EXERCISE INPUTS:
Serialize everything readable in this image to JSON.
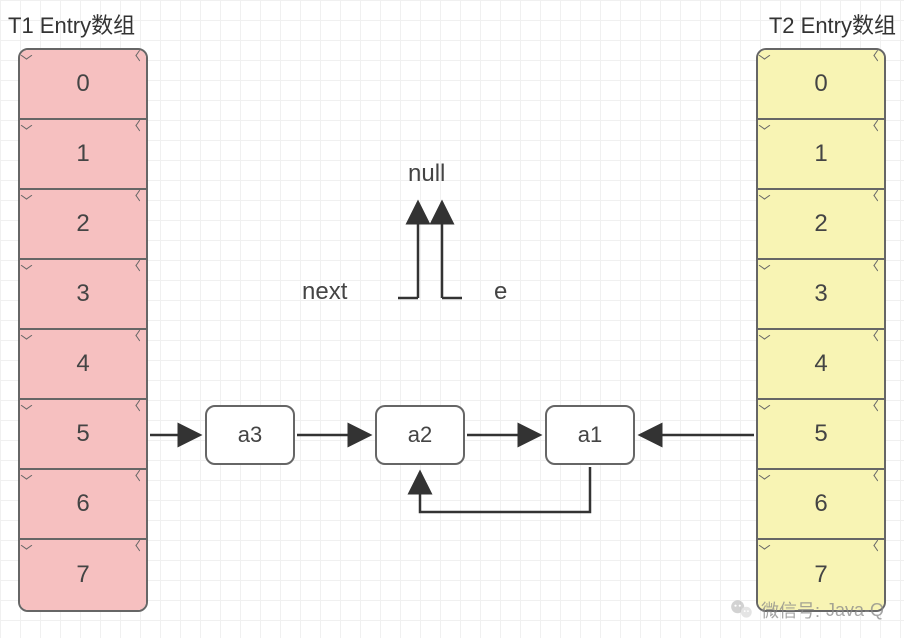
{
  "titles": {
    "t1": "T1 Entry数组",
    "t2": "T2 Entry数组"
  },
  "arrays": {
    "t1": [
      "0",
      "1",
      "2",
      "3",
      "4",
      "5",
      "6",
      "7"
    ],
    "t2": [
      "0",
      "1",
      "2",
      "3",
      "4",
      "5",
      "6",
      "7"
    ]
  },
  "nodes": {
    "a3": "a3",
    "a2": "a2",
    "a1": "a1"
  },
  "labels": {
    "null": "null",
    "next": "next",
    "e": "e"
  },
  "watermark": {
    "prefix": "微信号:",
    "id": "Java-Q"
  },
  "colors": {
    "t1_fill": "#f6c0c0",
    "t2_fill": "#f8f4b4",
    "stroke": "#666"
  }
}
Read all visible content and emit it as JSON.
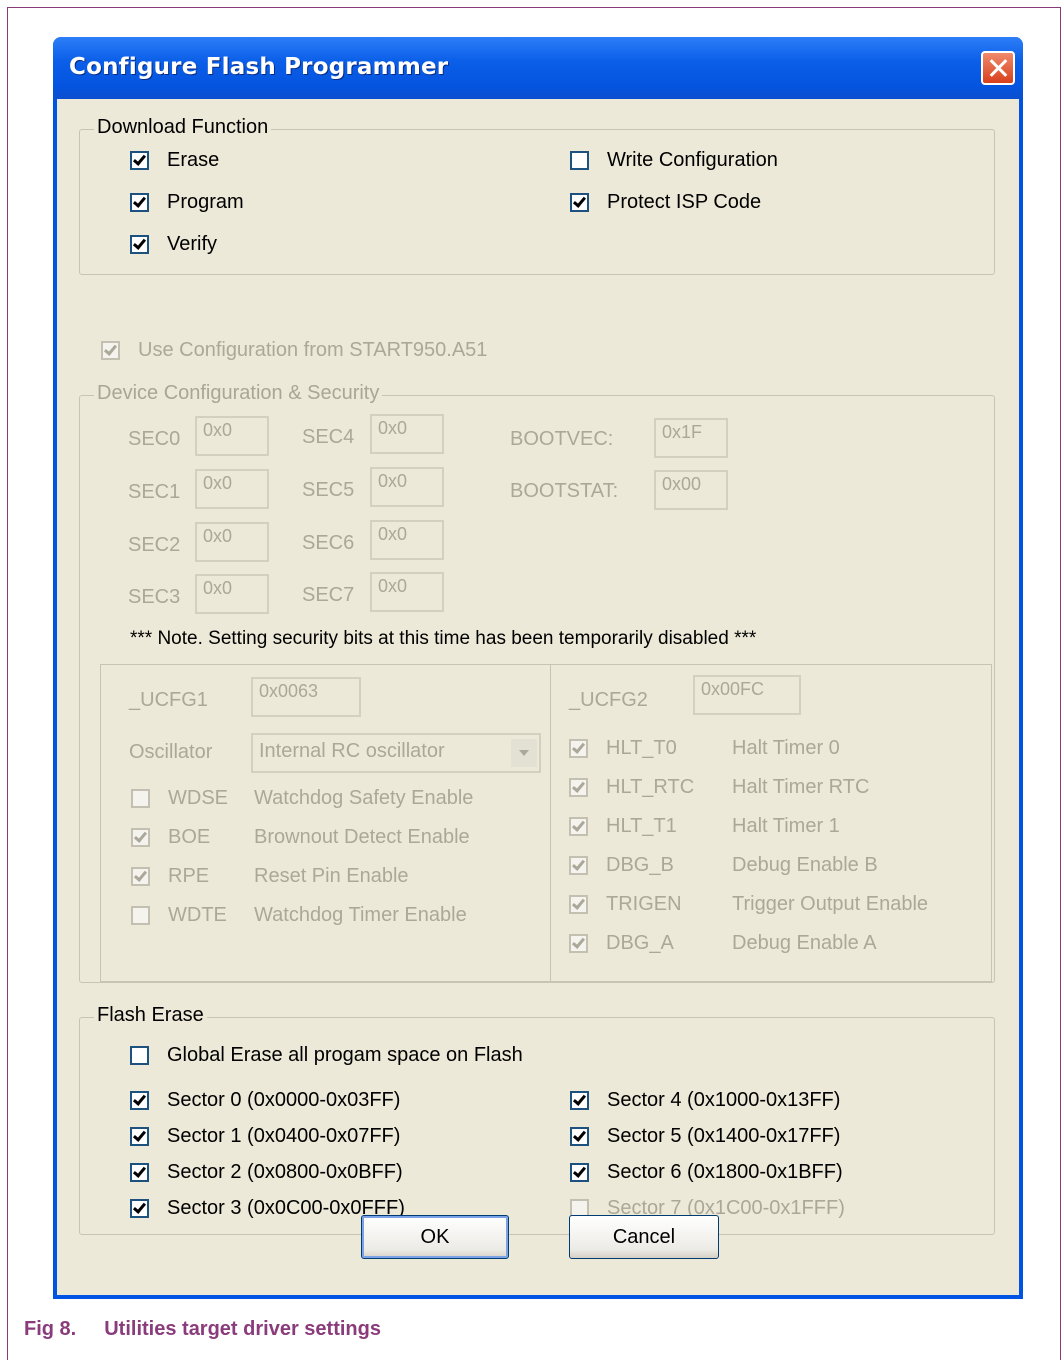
{
  "dialog": {
    "title": "Configure Flash Programmer"
  },
  "download_function": {
    "legend": "Download Function",
    "erase": "Erase",
    "program": "Program",
    "verify": "Verify",
    "write_configuration": "Write Configuration",
    "protect_isp": "Protect ISP Code"
  },
  "use_config": "Use Configuration from START950.A51",
  "device_config": {
    "legend": "Device Configuration & Security",
    "sec": [
      {
        "label": "SEC0",
        "value": "0x0"
      },
      {
        "label": "SEC1",
        "value": "0x0"
      },
      {
        "label": "SEC2",
        "value": "0x0"
      },
      {
        "label": "SEC3",
        "value": "0x0"
      },
      {
        "label": "SEC4",
        "value": "0x0"
      },
      {
        "label": "SEC5",
        "value": "0x0"
      },
      {
        "label": "SEC6",
        "value": "0x0"
      },
      {
        "label": "SEC7",
        "value": "0x0"
      }
    ],
    "bootvec": {
      "label": "BOOTVEC:",
      "value": "0x1F"
    },
    "bootstat": {
      "label": "BOOTSTAT:",
      "value": "0x00"
    },
    "note": "*** Note. Setting security bits at this time has been temporarily disabled ***",
    "ucfg1": {
      "label": "_UCFG1",
      "value": "0x0063",
      "oscillator_label": "Oscillator",
      "oscillator_value": "Internal RC oscillator",
      "options": [
        {
          "code": "WDSE",
          "desc": "Watchdog Safety Enable"
        },
        {
          "code": "BOE",
          "desc": "Brownout Detect Enable"
        },
        {
          "code": "RPE",
          "desc": "Reset Pin Enable"
        },
        {
          "code": "WDTE",
          "desc": "Watchdog Timer Enable"
        }
      ]
    },
    "ucfg2": {
      "label": "_UCFG2",
      "value": "0x00FC",
      "options": [
        {
          "code": "HLT_T0",
          "desc": "Halt Timer 0"
        },
        {
          "code": "HLT_RTC",
          "desc": "Halt Timer RTC"
        },
        {
          "code": "HLT_T1",
          "desc": "Halt Timer 1"
        },
        {
          "code": "DBG_B",
          "desc": "Debug Enable B"
        },
        {
          "code": "TRIGEN",
          "desc": "Trigger Output Enable"
        },
        {
          "code": "DBG_A",
          "desc": "Debug Enable A"
        }
      ]
    }
  },
  "flash_erase": {
    "legend": "Flash Erase",
    "global": "Global Erase all progam space on Flash",
    "sectors": [
      "Sector 0 (0x0000-0x03FF)",
      "Sector 1 (0x0400-0x07FF)",
      "Sector 2 (0x0800-0x0BFF)",
      "Sector 3 (0x0C00-0x0FFF)",
      "Sector 4 (0x1000-0x13FF)",
      "Sector 5 (0x1400-0x17FF)",
      "Sector 6 (0x1800-0x1BFF)",
      "Sector 7 (0x1C00-0x1FFF)"
    ]
  },
  "buttons": {
    "ok": "OK",
    "cancel": "Cancel"
  },
  "caption": {
    "number": "Fig 8.",
    "title": "Utilities target driver settings"
  }
}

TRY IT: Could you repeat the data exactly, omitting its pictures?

RESULT OF THE EXERCISE:
Serialize everything readable in this image to JSON.
{
  "titles": {
    "t1": "T1 Entry数组",
    "t2": "T2 Entry数组"
  },
  "arrays": {
    "t1": [
      "0",
      "1",
      "2",
      "3",
      "4",
      "5",
      "6",
      "7"
    ],
    "t2": [
      "0",
      "1",
      "2",
      "3",
      "4",
      "5",
      "6",
      "7"
    ]
  },
  "nodes": {
    "a3": "a3",
    "a2": "a2",
    "a1": "a1"
  },
  "labels": {
    "null": "null",
    "next": "next",
    "e": "e"
  },
  "watermark": {
    "prefix": "微信号:",
    "id": "Java-Q"
  },
  "colors": {
    "t1_fill": "#f6c0c0",
    "t2_fill": "#f8f4b4",
    "stroke": "#666"
  }
}
Read all visible content and emit it as JSON.
{
  "dialog": {
    "title": "Configure Flash Programmer"
  },
  "download_function": {
    "legend": "Download Function",
    "erase": "Erase",
    "program": "Program",
    "verify": "Verify",
    "write_configuration": "Write Configuration",
    "protect_isp": "Protect ISP Code"
  },
  "use_config": "Use Configuration from START950.A51",
  "device_config": {
    "legend": "Device Configuration & Security",
    "sec": [
      {
        "label": "SEC0",
        "value": "0x0"
      },
      {
        "label": "SEC1",
        "value": "0x0"
      },
      {
        "label": "SEC2",
        "value": "0x0"
      },
      {
        "label": "SEC3",
        "value": "0x0"
      },
      {
        "label": "SEC4",
        "value": "0x0"
      },
      {
        "label": "SEC5",
        "value": "0x0"
      },
      {
        "label": "SEC6",
        "value": "0x0"
      },
      {
        "label": "SEC7",
        "value": "0x0"
      }
    ],
    "bootvec": {
      "label": "BOOTVEC:",
      "value": "0x1F"
    },
    "bootstat": {
      "label": "BOOTSTAT:",
      "value": "0x00"
    },
    "note": "*** Note. Setting security bits at this time has been temporarily disabled ***",
    "ucfg1": {
      "label": "_UCFG1",
      "value": "0x0063",
      "oscillator_label": "Oscillator",
      "oscillator_value": "Internal RC oscillator",
      "options": [
        {
          "code": "WDSE",
          "desc": "Watchdog Safety Enable"
        },
        {
          "code": "BOE",
          "desc": "Brownout Detect Enable"
        },
        {
          "code": "RPE",
          "desc": "Reset Pin Enable"
        },
        {
          "code": "WDTE",
          "desc": "Watchdog Timer Enable"
        }
      ]
    },
    "ucfg2": {
      "label": "_UCFG2",
      "value": "0x00FC",
      "options": [
        {
          "code": "HLT_T0",
          "desc": "Halt Timer 0"
        },
        {
          "code": "HLT_RTC",
          "desc": "Halt Timer RTC"
        },
        {
          "code": "HLT_T1",
          "desc": "Halt Timer 1"
        },
        {
          "code": "DBG_B",
          "desc": "Debug Enable B"
        },
        {
          "code": "TRIGEN",
          "desc": "Trigger Output Enable"
        },
        {
          "code": "DBG_A",
          "desc": "Debug Enable A"
        }
      ]
    }
  },
  "flash_erase": {
    "legend": "Flash Erase",
    "global": "Global Erase all progam space on Flash",
    "sectors": [
      "Sector 0 (0x0000-0x03FF)",
      "Sector 1 (0x0400-0x07FF)",
      "Sector 2 (0x0800-0x0BFF)",
      "Sector 3 (0x0C00-0x0FFF)",
      "Sector 4 (0x1000-0x13FF)",
      "Sector 5 (0x1400-0x17FF)",
      "Sector 6 (0x1800-0x1BFF)",
      "Sector 7 (0x1C00-0x1FFF)"
    ]
  },
  "buttons": {
    "ok": "OK",
    "cancel": "Cancel"
  },
  "caption": {
    "number": "Fig 8.",
    "title": "Utilities target driver settings"
  }
}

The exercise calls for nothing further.